/---

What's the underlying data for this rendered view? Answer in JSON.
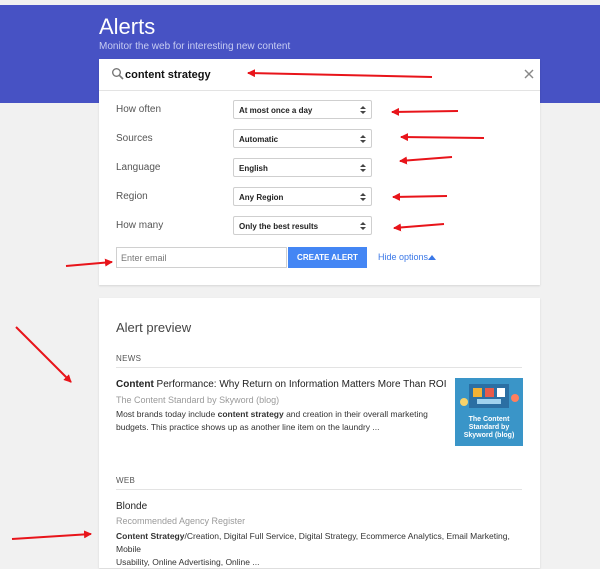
{
  "header": {
    "title": "Alerts",
    "subtitle": "Monitor the web for interesting new content"
  },
  "search": {
    "value": "content strategy"
  },
  "options": [
    {
      "label": "How often",
      "value": "At most once a day"
    },
    {
      "label": "Sources",
      "value": "Automatic"
    },
    {
      "label": "Language",
      "value": "English"
    },
    {
      "label": "Region",
      "value": "Any Region"
    },
    {
      "label": "How many",
      "value": "Only the best results"
    }
  ],
  "create": {
    "email_placeholder": "Enter email",
    "button_label": "CREATE ALERT",
    "hide_options_label": "Hide options"
  },
  "preview": {
    "title": "Alert preview",
    "news_label": "NEWS",
    "news_item": {
      "headline_bold": "Content",
      "headline_rest": " Performance: Why Return on Information Matters More Than ROI",
      "source": "The Content Standard by Skyword (blog)",
      "snippet_1a": "Most brands today include ",
      "snippet_1b": "content strategy",
      "snippet_1c": " and creation in their overall marketing",
      "snippet_2": "budgets. This practice shows up as another line item on the laundry ...",
      "thumb_text": "The Content Standard by Skyword (blog)"
    },
    "web_label": "WEB",
    "web_item": {
      "headline": "Blonde",
      "source": "Recommended Agency Register",
      "snippet_bold": "Content Strategy",
      "snippet_rest": "/Creation, Digital Full Service, Digital Strategy, Ecommerce Analytics, Email Marketing, Mobile",
      "snippet_2": "Usability, Online Advertising, Online ..."
    }
  },
  "colors": {
    "header_bg": "#4752c4",
    "button_bg": "#4486f4",
    "link": "#3b78e7",
    "annotation_arrow": "#e8141a"
  }
}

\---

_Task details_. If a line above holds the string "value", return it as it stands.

_Finished exercise_.
    "value": "content strategy"
      "value": "At most once a day"
      "value": "Automatic"
      "value": "English"
      "value": "Any Region"
      "value": "Only the best results"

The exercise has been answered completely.